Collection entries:
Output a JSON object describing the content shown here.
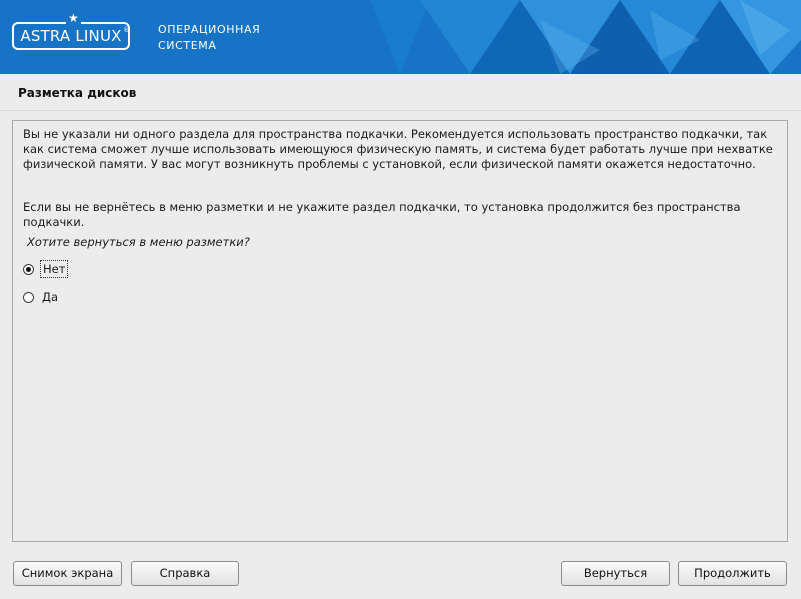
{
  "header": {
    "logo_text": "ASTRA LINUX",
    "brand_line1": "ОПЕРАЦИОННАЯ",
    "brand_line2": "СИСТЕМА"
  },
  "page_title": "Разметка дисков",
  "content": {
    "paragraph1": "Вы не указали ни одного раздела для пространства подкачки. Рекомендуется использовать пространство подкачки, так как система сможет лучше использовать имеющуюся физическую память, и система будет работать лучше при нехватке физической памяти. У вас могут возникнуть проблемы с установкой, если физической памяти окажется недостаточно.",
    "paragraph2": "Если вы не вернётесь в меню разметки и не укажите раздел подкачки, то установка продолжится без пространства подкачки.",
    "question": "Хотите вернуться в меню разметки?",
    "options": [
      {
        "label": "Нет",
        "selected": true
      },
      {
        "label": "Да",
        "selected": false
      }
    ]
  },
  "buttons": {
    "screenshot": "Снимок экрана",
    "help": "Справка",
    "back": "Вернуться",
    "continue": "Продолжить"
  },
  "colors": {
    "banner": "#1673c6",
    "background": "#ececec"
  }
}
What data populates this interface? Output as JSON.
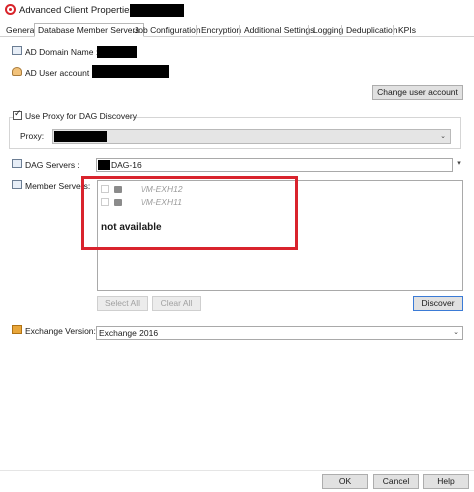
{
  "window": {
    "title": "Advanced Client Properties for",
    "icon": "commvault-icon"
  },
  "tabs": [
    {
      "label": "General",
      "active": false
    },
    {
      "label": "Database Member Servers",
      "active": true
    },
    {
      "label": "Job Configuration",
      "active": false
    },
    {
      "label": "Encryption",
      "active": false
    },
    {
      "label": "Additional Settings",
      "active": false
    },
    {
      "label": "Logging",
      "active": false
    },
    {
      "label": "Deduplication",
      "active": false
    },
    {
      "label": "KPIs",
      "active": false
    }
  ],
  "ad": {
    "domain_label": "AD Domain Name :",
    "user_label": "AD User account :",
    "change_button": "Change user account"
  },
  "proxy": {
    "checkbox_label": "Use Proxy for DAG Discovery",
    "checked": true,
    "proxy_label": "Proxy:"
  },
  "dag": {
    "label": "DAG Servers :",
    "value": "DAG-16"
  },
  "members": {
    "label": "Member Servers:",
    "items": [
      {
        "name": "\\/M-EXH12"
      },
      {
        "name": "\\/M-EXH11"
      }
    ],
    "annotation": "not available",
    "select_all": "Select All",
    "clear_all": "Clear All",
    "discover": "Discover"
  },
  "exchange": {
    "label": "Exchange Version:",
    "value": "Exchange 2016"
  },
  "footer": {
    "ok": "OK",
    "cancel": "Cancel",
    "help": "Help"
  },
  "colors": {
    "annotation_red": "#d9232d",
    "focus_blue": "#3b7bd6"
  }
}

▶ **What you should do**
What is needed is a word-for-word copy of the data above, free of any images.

▶ **Output for this exercise**
Output a JSON object describing the content shown here.
{
  "header": {
    "logo_text": "ASTRA LINUX",
    "brand_line1": "ОПЕРАЦИОННАЯ",
    "brand_line2": "СИСТЕМА"
  },
  "page_title": "Разметка дисков",
  "content": {
    "paragraph1": "Вы не указали ни одного раздела для пространства подкачки. Рекомендуется использовать пространство подкачки, так как система сможет лучше использовать имеющуюся физическую память, и система будет работать лучше при нехватке физической памяти. У вас могут возникнуть проблемы с установкой, если физической памяти окажется недостаточно.",
    "paragraph2": "Если вы не вернётесь в меню разметки и не укажите раздел подкачки, то установка продолжится без пространства подкачки.",
    "question": "Хотите вернуться в меню разметки?",
    "options": [
      {
        "label": "Нет",
        "selected": true
      },
      {
        "label": "Да",
        "selected": false
      }
    ]
  },
  "buttons": {
    "screenshot": "Снимок экрана",
    "help": "Справка",
    "back": "Вернуться",
    "continue": "Продолжить"
  },
  "colors": {
    "banner": "#1673c6",
    "background": "#ececec"
  }
}
What data populates this interface? Output as JSON.
{
  "window": {
    "title": "Advanced Client Properties for",
    "icon": "commvault-icon"
  },
  "tabs": [
    {
      "label": "General",
      "active": false
    },
    {
      "label": "Database Member Servers",
      "active": true
    },
    {
      "label": "Job Configuration",
      "active": false
    },
    {
      "label": "Encryption",
      "active": false
    },
    {
      "label": "Additional Settings",
      "active": false
    },
    {
      "label": "Logging",
      "active": false
    },
    {
      "label": "Deduplication",
      "active": false
    },
    {
      "label": "KPIs",
      "active": false
    }
  ],
  "ad": {
    "domain_label": "AD Domain Name :",
    "user_label": "AD User account :",
    "change_button": "Change user account"
  },
  "proxy": {
    "checkbox_label": "Use Proxy for DAG Discovery",
    "checked": true,
    "proxy_label": "Proxy:"
  },
  "dag": {
    "label": "DAG Servers :",
    "value": "DAG-16"
  },
  "members": {
    "label": "Member Servers:",
    "items": [
      {
        "name": "\\/M-EXH12"
      },
      {
        "name": "\\/M-EXH11"
      }
    ],
    "annotation": "not available",
    "select_all": "Select All",
    "clear_all": "Clear All",
    "discover": "Discover"
  },
  "exchange": {
    "label": "Exchange Version:",
    "value": "Exchange 2016"
  },
  "footer": {
    "ok": "OK",
    "cancel": "Cancel",
    "help": "Help"
  },
  "colors": {
    "annotation_red": "#d9232d",
    "focus_blue": "#3b7bd6"
  }
}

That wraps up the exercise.